Back to Tunny. I think one of my favorite parts of the show was being so close to Spiker while he played the guitar and sang. He was so connected to his character the whole time, and getting to watch and hear him so closely was truly a pleasure.
Franco also provided a spectacular performance of her character. Because I did a ton of research on the show beforehand, Whatsername had become my favorite character. Niki-Charisse Franco, you definitely did her justice. What a gorgeous voice, and what amazing intensity and depth she brought to the role. She was absolutely perfect. Post script props to both Franco and Brewer for their on-stage sex scene. It was a little short lived, but they played it honestly without making it too uncomfortable.

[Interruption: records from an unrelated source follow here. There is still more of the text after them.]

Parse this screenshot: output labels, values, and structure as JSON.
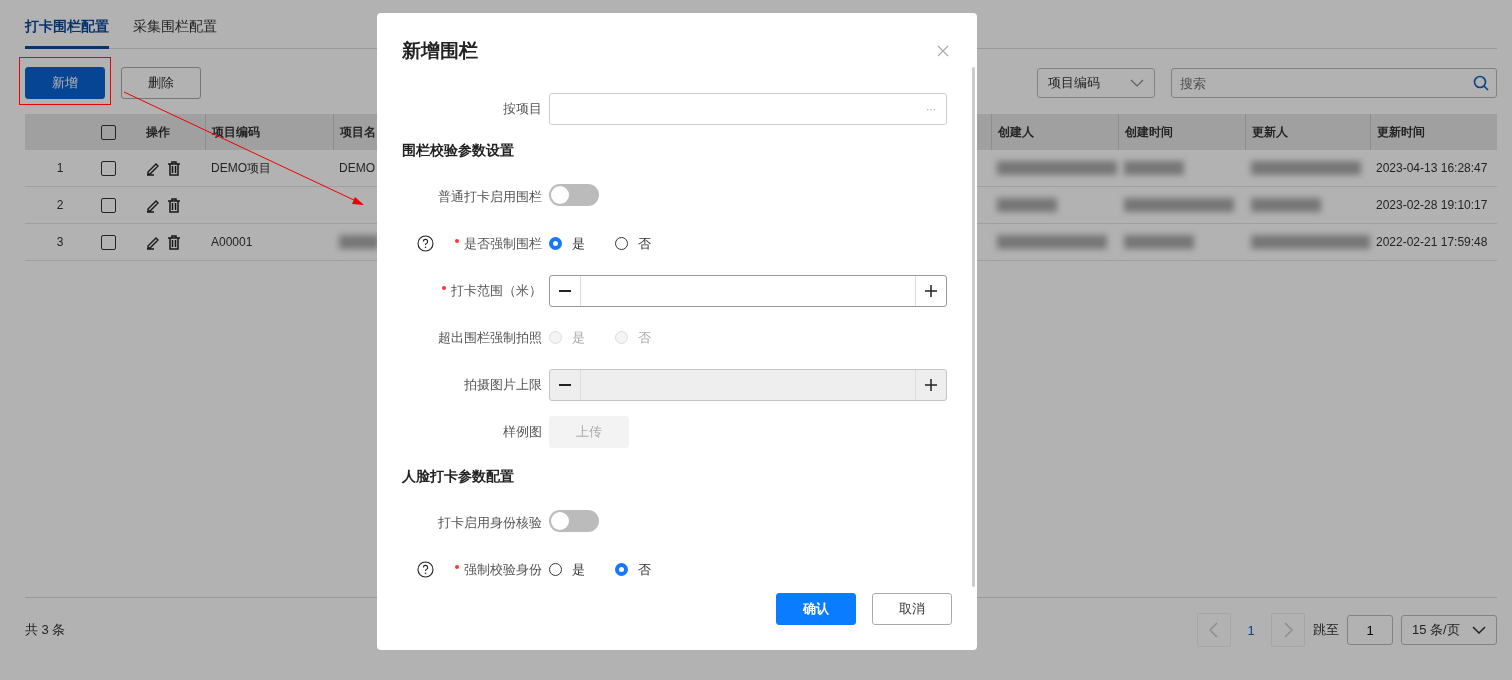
{
  "tabs": [
    {
      "label": "打卡围栏配置",
      "selected": true
    },
    {
      "label": "采集围栏配置",
      "selected": false
    }
  ],
  "toolbar": {
    "add_button": "新增",
    "delete_button": "删除",
    "filter_select": "项目编码",
    "search": {
      "placeholder": "搜索"
    }
  },
  "table": {
    "columns": [
      "操作",
      "项目编码",
      "项目名",
      "创建人",
      "创建时间",
      "更新人",
      "更新时间"
    ],
    "header_checked": false,
    "rows": [
      {
        "index": "1",
        "checked": false,
        "cells": [
          {
            "kind": "actions"
          },
          {
            "kind": "text",
            "text": "DEMO项目"
          },
          {
            "kind": "text",
            "text": "DEMO"
          },
          {
            "kind": "redacted"
          },
          {
            "kind": "redacted"
          },
          {
            "kind": "redacted"
          },
          {
            "kind": "text",
            "text": "2023-04-13 16:28:47"
          }
        ]
      },
      {
        "index": "2",
        "checked": false,
        "cells": [
          {
            "kind": "actions"
          },
          {
            "kind": "empty"
          },
          {
            "kind": "empty"
          },
          {
            "kind": "redacted"
          },
          {
            "kind": "redacted"
          },
          {
            "kind": "redacted"
          },
          {
            "kind": "text",
            "text": "2023-02-28 19:10:17"
          }
        ]
      },
      {
        "index": "3",
        "checked": false,
        "cells": [
          {
            "kind": "actions"
          },
          {
            "kind": "text",
            "text": "A00001"
          },
          {
            "kind": "redacted"
          },
          {
            "kind": "redacted"
          },
          {
            "kind": "redacted"
          },
          {
            "kind": "redacted"
          },
          {
            "kind": "text",
            "text": "2022-02-21 17:59:48"
          }
        ]
      }
    ]
  },
  "footer": {
    "total": "共 3 条",
    "pages": [
      {
        "label": "1",
        "selected": true
      }
    ],
    "jump_label": "跳至",
    "jump_value": "1",
    "page_size": "15 条/页"
  },
  "modal": {
    "title": "新增围栏",
    "fields": [
      {
        "kind": "picker",
        "label": "按项目",
        "dots": "···"
      },
      {
        "kind": "section",
        "label": "围栏校验参数设置"
      },
      {
        "kind": "switch",
        "label": "普通打卡启用围栏",
        "on": false
      },
      {
        "kind": "radio",
        "label": "是否强制围栏",
        "required": true,
        "help": true,
        "disabled": false,
        "options": [
          {
            "label": "是",
            "selected": true
          },
          {
            "label": "否",
            "selected": false
          }
        ]
      },
      {
        "kind": "stepper",
        "label": "打卡范围（米）",
        "required": true,
        "disabled": false
      },
      {
        "kind": "radio",
        "label": "超出围栏强制拍照",
        "required": false,
        "help": false,
        "disabled": true,
        "options": [
          {
            "label": "是",
            "selected": false
          },
          {
            "label": "否",
            "selected": false
          }
        ]
      },
      {
        "kind": "stepper",
        "label": "拍摄图片上限",
        "required": false,
        "disabled": true
      },
      {
        "kind": "upload",
        "label": "样例图",
        "button": "上传",
        "disabled": true
      },
      {
        "kind": "section",
        "label": "人脸打卡参数配置"
      },
      {
        "kind": "switch",
        "label": "打卡启用身份核验",
        "on": false
      },
      {
        "kind": "radio",
        "label": "强制校验身份",
        "required": true,
        "help": true,
        "disabled": false,
        "options": [
          {
            "label": "是",
            "selected": false
          },
          {
            "label": "否",
            "selected": true
          }
        ]
      }
    ],
    "confirm": "确认",
    "cancel": "取消"
  }
}
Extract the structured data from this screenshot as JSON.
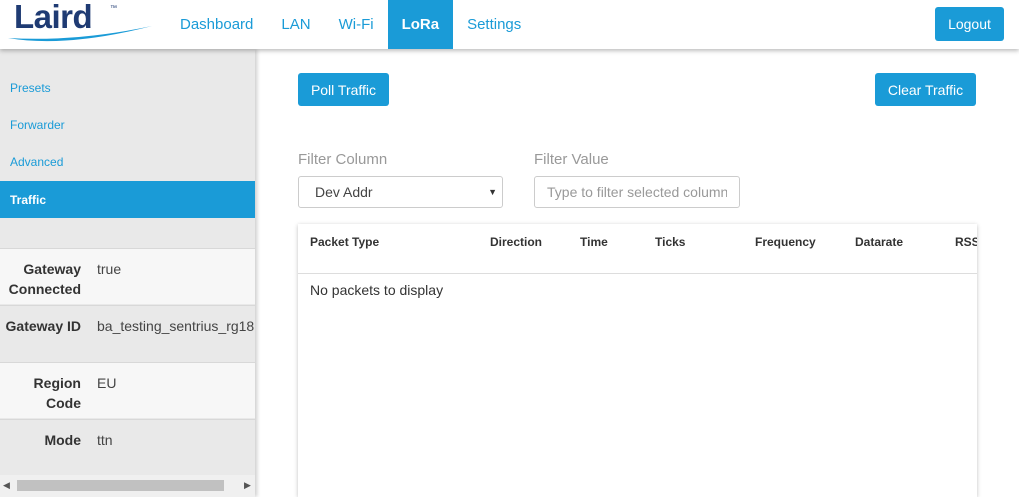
{
  "header": {
    "logo_text": "Laird",
    "logo_tm": "™",
    "tabs": [
      {
        "label": "Dashboard"
      },
      {
        "label": "LAN"
      },
      {
        "label": "Wi-Fi"
      },
      {
        "label": "LoRa"
      },
      {
        "label": "Settings"
      }
    ],
    "active_tab": "LoRa",
    "logout_label": "Logout"
  },
  "sidebar": {
    "items": [
      {
        "label": "Presets"
      },
      {
        "label": "Forwarder"
      },
      {
        "label": "Advanced"
      },
      {
        "label": "Traffic"
      }
    ],
    "active_item": "Traffic",
    "info": [
      {
        "key": "Gateway Connected",
        "value": "true"
      },
      {
        "key": "Gateway ID",
        "value": "ba_testing_sentrius_rg18"
      },
      {
        "key": "Region Code",
        "value": "EU"
      },
      {
        "key": "Mode",
        "value": "ttn"
      }
    ]
  },
  "main": {
    "poll_label": "Poll Traffic",
    "clear_label": "Clear Traffic",
    "filter_column_label": "Filter Column",
    "filter_column_value": "Dev Addr",
    "filter_value_label": "Filter Value",
    "filter_value_placeholder": "Type to filter selected column",
    "columns": [
      "Packet Type",
      "Direction",
      "Time",
      "Ticks",
      "Frequency",
      "Datarate",
      "RSSI"
    ],
    "empty_message": "No packets to display"
  },
  "colors": {
    "accent": "#1a9bd7",
    "brand": "#1f3b73",
    "sidebar_bg": "#e9e9e9"
  }
}
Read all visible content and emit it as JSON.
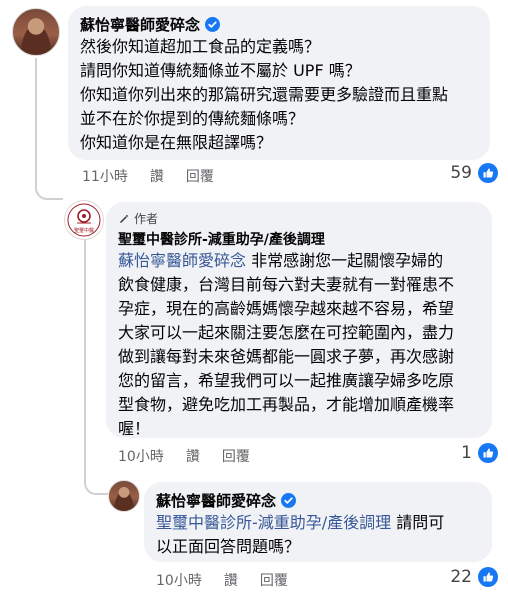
{
  "comment1": {
    "author": "蘇怡寧醫師愛碎念",
    "verified": true,
    "lines": [
      "然後你知道超加工食品的定義嗎？",
      "請問你知道傳統麵條並不屬於 UPF 嗎？",
      "你知道你列出來的那篇研究還需要更多驗證而且重點",
      "並不在於你提到的傳統麵條嗎？",
      "你知道你是在無限超譯嗎？"
    ],
    "time": "11小時",
    "like_label": "讚",
    "reply_label": "回覆",
    "reaction_count": "59"
  },
  "reply1": {
    "author_badge": "作者",
    "author": "聖璽中醫診所-減重助孕/產後調理",
    "tag": "蘇怡寧醫師愛碎念",
    "lines": [
      " 非常感謝您一起關懷孕婦的",
      "飲食健康，台灣目前每六對夫妻就有一對罹患不",
      "孕症，現在的高齡媽媽懷孕越來越不容易，希望",
      "大家可以一起來關注要怎麼在可控範圍內，盡力",
      "做到讓每對未來爸媽都能一圓求子夢，再次感謝",
      "您的留言，希望我們可以一起推廣讓孕婦多吃原",
      "型食物，避免吃加工再製品，才能增加順產機率",
      "喔！"
    ],
    "time": "10小時",
    "like_label": "讚",
    "reply_label": "回覆",
    "reaction_count": "1",
    "logo_text": "聖璽中醫"
  },
  "reply2": {
    "author": "蘇怡寧醫師愛碎念",
    "verified": true,
    "tag": "聖璽中醫診所-減重助孕/產後調理",
    "line1_rest": " 請問可",
    "line2": "以正面回答問題嗎？",
    "time": "10小時",
    "like_label": "讚",
    "reply_label": "回覆",
    "reaction_count": "22"
  },
  "colors": {
    "bubble": "#f0f2f5",
    "link": "#385898",
    "like": "#1877f2",
    "meta": "#65676b"
  }
}
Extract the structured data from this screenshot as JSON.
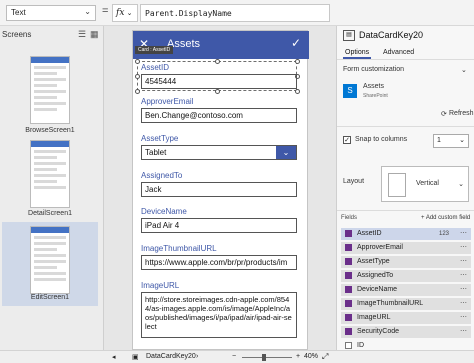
{
  "topbar": {
    "property": "Text",
    "equals": "=",
    "fx": "fx",
    "formula": "Parent.DisplayName"
  },
  "left": {
    "title": "Screens",
    "screens": [
      {
        "label": "BrowseScreen1"
      },
      {
        "label": "DetailScreen1"
      },
      {
        "label": "EditScreen1"
      }
    ]
  },
  "canvas": {
    "header_title": "Assets",
    "card_tag": "Card : AssetID",
    "fields": [
      {
        "label": "AssetID",
        "value": "4545444"
      },
      {
        "label": "ApproverEmail",
        "value": "Ben.Change@contoso.com"
      },
      {
        "label": "AssetType",
        "value": "Tablet"
      },
      {
        "label": "AssignedTo",
        "value": "Jack"
      },
      {
        "label": "DeviceName",
        "value": "iPad Air 4"
      },
      {
        "label": "ImageThumbnailURL",
        "value": "https://www.apple.com/br/pr/products/im"
      },
      {
        "label": "ImageURL",
        "value": "http://store.storeimages.cdn-apple.com/8544/as-images.apple.com/is/image/AppleInc/aos/published/images/i/pa/ipad/air/ipad-air-select"
      }
    ]
  },
  "right": {
    "title": "DataCardKey20",
    "tabs": [
      "Options",
      "Advanced"
    ],
    "form_customization": "Form customization",
    "source_name": "Assets",
    "source_sub": "SharePoint",
    "refresh": "Refresh",
    "snap_label": "Snap to columns",
    "columns_value": "1",
    "layout_label": "Layout",
    "layout_value": "Vertical",
    "fields_label": "Fields",
    "add_field": "+ Add custom field",
    "field_list": [
      {
        "name": "AssetID",
        "type": "123"
      },
      {
        "name": "ApproverEmail",
        "type": ""
      },
      {
        "name": "AssetType",
        "type": ""
      },
      {
        "name": "AssignedTo",
        "type": ""
      },
      {
        "name": "DeviceName",
        "type": ""
      },
      {
        "name": "ImageThumbnailURL",
        "type": ""
      },
      {
        "name": "ImageURL",
        "type": ""
      },
      {
        "name": "SecurityCode",
        "type": ""
      },
      {
        "name": "ID",
        "type": ""
      }
    ]
  },
  "bottom": {
    "card_name": "DataCardKey20",
    "zoom": "40%"
  },
  "colors": {
    "accent": "#3f58a8",
    "field_check": "#6b2f8a"
  }
}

And now for my favorite, St. Jimmy (Christopher Matheson). St. Jimmy is Johnny’s drug-addict/dealer alter ego. He kick starts Johnny’s descent into addiction, and ultimately stands in the way of Johnny’s happiness with Whatsername. St. Jimmy becomes so central to Johnny’s life that, after a while, Johnny is never seen without St. Jimmy close behind.
Matheson brought so much flair to the role that I was reminded of Dr. Frankenfurter from Rocky Horror Picture Show. Matheson made the character his own and emitted a kind of sexiness in the unapologetic attitude of the character. “I’m a bitch and I’m fucking up your life, but goddammit I love what I do.” Matheson even carried this attitude through St. Jimmy’s “death” scene.
While I’m on St. Jimmy, let me just say that the giant puppet was amazing. I was in awe. For those who didn’t attend, a large-scale puppet made out of paper mache and fabric and dressed like St. Jimmy was brought out during the number (I believe – the musical numbers tended to run together) “Know Your Enemy.”
As it loomed over Johnny, coming closer and closer, enveloping him in the murky embrace of addiction…There really is no eloquent way to put this. I lost my shit. It was cool. I sat there and had my mind blown because there was giant version of the most rock ‘n’ roll musical villain I’d ever seen taking up half of the stage area. I don’t care if you hate Green Day. I don’t care if you think it’s devil music. The musical is worth seeing just for that puppet, if nothing else.
This production was fantastic. So much talent was showcased, and I’m very excited to see what these actors, artists, technicians, and production staffers do in the future.
For more information on the Theatre Department, tickets, and their upcoming shows and events, visit their website.